The entire time I was at BlogHer, I didn't hear one single person say anything about numbers of readers or influence or coalitions or the like. I'm sure there was something there that was rooted in measurement, but even when women stood up and talked about their highlights at the end of the Open Day, they told stories about moments where they were changed. People they had been dying to meet because they did something wonderful and inspirational. And new friendships.

Success to everyone I observed was about connecting. Not for any sort of gain of power or money, but for the sake of connecting.

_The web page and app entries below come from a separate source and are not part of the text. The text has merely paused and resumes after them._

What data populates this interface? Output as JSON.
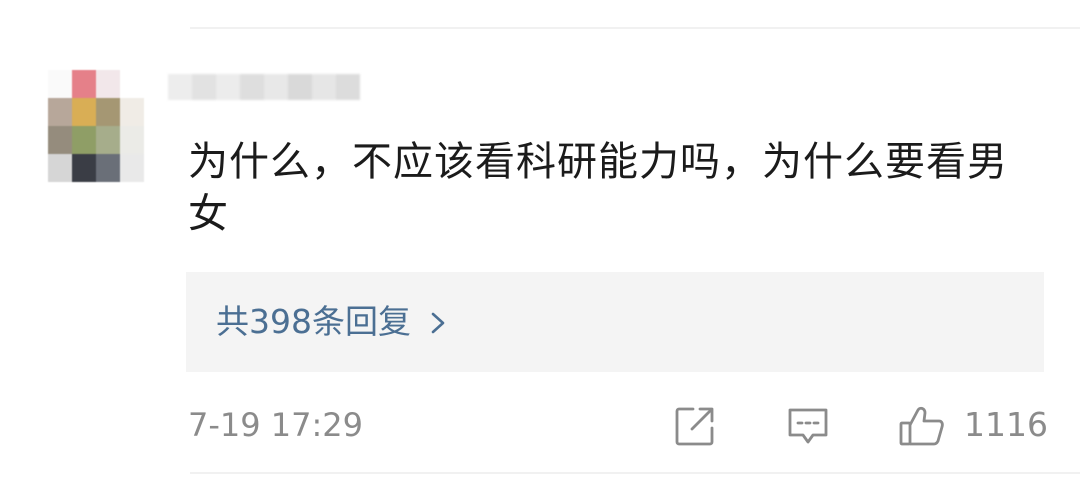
{
  "comment": {
    "text": "为什么，不应该看科研能力吗，为什么要看男女",
    "replies_label": "共398条回复",
    "timestamp": "7-19 17:29",
    "like_count": "1116"
  },
  "icons": {
    "replies_chevron": "chevron-right-icon",
    "share": "share-icon",
    "comment": "comment-icon",
    "like": "thumbs-up-icon"
  },
  "colors": {
    "link": "#4b6f93",
    "meta": "#8b8b8b",
    "text": "#1b1b1b",
    "reply_bg": "#f4f4f4"
  }
}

And I would connect with one woman and she would begin that conversation telling me the most wonderful story of her most recent connection with another woman, who I would, of course, want to go and meet.

But to put it all into weigh in with the overall paradigm of this group, I would say the new rules I was getting versed in were:

  1. Stories matter. Numbers were inserted here and there to make a point when talking about dire need or how a person made a difference, but they seemed like more of an afterthought. The story was the measurement: how much trust was there? How much was revealed? Did we identify?
  2. It's about kindness. And it seemed that everyone there had it in spades. Or maybe we were all in the same boat...slightly nervous that we wouldn't be accepted for who we were, then overwhelmed with gratitude when we were, so it spread.
  3. Share share share share share share share share share share share share share share share share share share share share share share share share share share. If that includes linking, then so be it. It isn't for the kudos, it's for the connections.
  4. Community, cooperation, collaboration...we gather to make things happen. Because we NEED one another. We can admit that we can't do it on our own. Or at least, it would be much more fun together.
  5. Mentorship is the way to go. Newbies need encouragement. The surest way to measure the success of a community is how fast someone moves from newbie position to mentor position.

It's a very different approach to interaction and one that I couldn't put my finger on until I saw it in action at BlogHer 07. This is what matters and, I think, will be a growing paradigm for everyone over the next years. In every book I'm reading and every second person I'm talking to, I'm hearing the desire to move in this direction. More events and examples like this will validate that desire.

And not to make rockstars out of anyone, but the women who made this event happen, who have put years of heart and soul and time and sweat and tears into making this event and this organization a reality should definitely be recognized for this. It isn't easy. Jory, Elisa and Lisa - thanks for everything!